> **What to do**:
For each record that follows, write out an identical copy.

(Interface dataset entries)
/---

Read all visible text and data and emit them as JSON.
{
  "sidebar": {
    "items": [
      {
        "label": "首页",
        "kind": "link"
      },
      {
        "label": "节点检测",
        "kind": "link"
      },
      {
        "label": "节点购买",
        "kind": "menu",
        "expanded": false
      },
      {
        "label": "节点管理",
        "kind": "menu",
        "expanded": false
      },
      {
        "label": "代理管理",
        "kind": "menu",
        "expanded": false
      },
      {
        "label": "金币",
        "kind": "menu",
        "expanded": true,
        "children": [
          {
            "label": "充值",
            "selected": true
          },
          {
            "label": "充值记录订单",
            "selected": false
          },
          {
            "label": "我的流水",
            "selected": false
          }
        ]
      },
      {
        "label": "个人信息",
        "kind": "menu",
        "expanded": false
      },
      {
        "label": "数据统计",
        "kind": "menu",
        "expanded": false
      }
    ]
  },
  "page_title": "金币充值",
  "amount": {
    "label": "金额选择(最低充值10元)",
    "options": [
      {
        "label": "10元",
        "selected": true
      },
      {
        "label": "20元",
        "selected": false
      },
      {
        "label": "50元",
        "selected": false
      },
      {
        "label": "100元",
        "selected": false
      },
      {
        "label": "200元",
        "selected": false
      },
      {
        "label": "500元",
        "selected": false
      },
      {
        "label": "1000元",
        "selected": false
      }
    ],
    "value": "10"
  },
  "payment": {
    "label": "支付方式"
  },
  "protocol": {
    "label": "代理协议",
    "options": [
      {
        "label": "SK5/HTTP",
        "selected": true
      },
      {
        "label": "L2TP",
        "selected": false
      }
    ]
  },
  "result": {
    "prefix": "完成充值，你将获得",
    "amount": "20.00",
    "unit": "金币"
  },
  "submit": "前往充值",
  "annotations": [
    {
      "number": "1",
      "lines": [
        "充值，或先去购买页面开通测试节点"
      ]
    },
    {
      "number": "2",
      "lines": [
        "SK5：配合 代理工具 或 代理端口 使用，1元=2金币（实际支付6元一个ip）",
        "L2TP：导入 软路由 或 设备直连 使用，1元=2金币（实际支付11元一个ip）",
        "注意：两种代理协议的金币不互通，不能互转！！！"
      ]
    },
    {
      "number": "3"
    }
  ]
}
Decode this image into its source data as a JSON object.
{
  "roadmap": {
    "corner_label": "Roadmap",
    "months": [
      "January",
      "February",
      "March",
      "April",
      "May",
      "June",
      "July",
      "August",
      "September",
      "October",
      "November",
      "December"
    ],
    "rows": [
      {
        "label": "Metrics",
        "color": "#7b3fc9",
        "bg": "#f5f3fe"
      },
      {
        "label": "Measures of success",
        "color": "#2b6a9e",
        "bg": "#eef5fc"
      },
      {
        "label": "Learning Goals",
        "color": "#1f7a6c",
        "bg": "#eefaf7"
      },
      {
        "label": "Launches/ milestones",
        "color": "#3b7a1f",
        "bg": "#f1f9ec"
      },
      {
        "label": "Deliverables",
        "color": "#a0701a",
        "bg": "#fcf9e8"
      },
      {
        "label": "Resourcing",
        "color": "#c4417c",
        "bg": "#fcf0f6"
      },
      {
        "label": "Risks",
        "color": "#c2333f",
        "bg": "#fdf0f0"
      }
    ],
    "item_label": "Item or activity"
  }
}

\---

> **Exercise result**:
Read all visible text and data and emit them as JSON.
{
  "sidebar": {
    "items": [
      {
        "label": "首页",
        "kind": "link"
      },
      {
        "label": "节点检测",
        "kind": "link"
      },
      {
        "label": "节点购买",
        "kind": "menu",
        "expanded": false
      },
      {
        "label": "节点管理",
        "kind": "menu",
        "expanded": false
      },
      {
        "label": "代理管理",
        "kind": "menu",
        "expanded": false
      },
      {
        "label": "金币",
        "kind": "menu",
        "expanded": true,
        "children": [
          {
            "label": "充值",
            "selected": true
          },
          {
            "label": "充值记录订单",
            "selected": false
          },
          {
            "label": "我的流水",
            "selected": false
          }
        ]
      },
      {
        "label": "个人信息",
        "kind": "menu",
        "expanded": false
      },
      {
        "label": "数据统计",
        "kind": "menu",
        "expanded": false
      }
    ]
  },
  "page_title": "金币充值",
  "amount": {
    "label": "金额选择(最低充值10元)",
    "options": [
      {
        "label": "10元",
        "selected": true
      },
      {
        "label": "20元",
        "selected": false
      },
      {
        "label": "50元",
        "selected": false
      },
      {
        "label": "100元",
        "selected": false
      },
      {
        "label": "200元",
        "selected": false
      },
      {
        "label": "500元",
        "selected": false
      },
      {
        "label": "1000元",
        "selected": false
      }
    ],
    "value": "10"
  },
  "payment": {
    "label": "支付方式"
  },
  "protocol": {
    "label": "代理协议",
    "options": [
      {
        "label": "SK5/HTTP",
        "selected": true
      },
      {
        "label": "L2TP",
        "selected": false
      }
    ]
  },
  "result": {
    "prefix": "完成充值，你将获得",
    "amount": "20.00",
    "unit": "金币"
  },
  "submit": "前往充值",
  "annotations": [
    {
      "number": "1",
      "lines": [
        "充值，或先去购买页面开通测试节点"
      ]
    },
    {
      "number": "2",
      "lines": [
        "SK5：配合 代理工具 或 代理端口 使用，1元=2金币（实际支付6元一个ip）",
        "L2TP：导入 软路由 或 设备直连 使用，1元=2金币（实际支付11元一个ip）",
        "注意：两种代理协议的金币不互通，不能互转！！！"
      ]
    },
    {
      "number": "3"
    }
  ]
}
Decode this image into its source data as a JSON object.
{
  "roadmap": {
    "corner_label": "Roadmap",
    "months": [
      "January",
      "February",
      "March",
      "April",
      "May",
      "June",
      "July",
      "August",
      "September",
      "October",
      "November",
      "December"
    ],
    "rows": [
      {
        "label": "Metrics",
        "color": "#7b3fc9",
        "bg": "#f5f3fe"
      },
      {
        "label": "Measures of success",
        "color": "#2b6a9e",
        "bg": "#eef5fc"
      },
      {
        "label": "Learning Goals",
        "color": "#1f7a6c",
        "bg": "#eefaf7"
      },
      {
        "label": "Launches/ milestones",
        "color": "#3b7a1f",
        "bg": "#f1f9ec"
      },
      {
        "label": "Deliverables",
        "color": "#a0701a",
        "bg": "#fcf9e8"
      },
      {
        "label": "Resourcing",
        "color": "#c4417c",
        "bg": "#fcf0f6"
      },
      {
        "label": "Risks",
        "color": "#c2333f",
        "bg": "#fdf0f0"
      }
    ],
    "item_label": "Item or activity"
  }
}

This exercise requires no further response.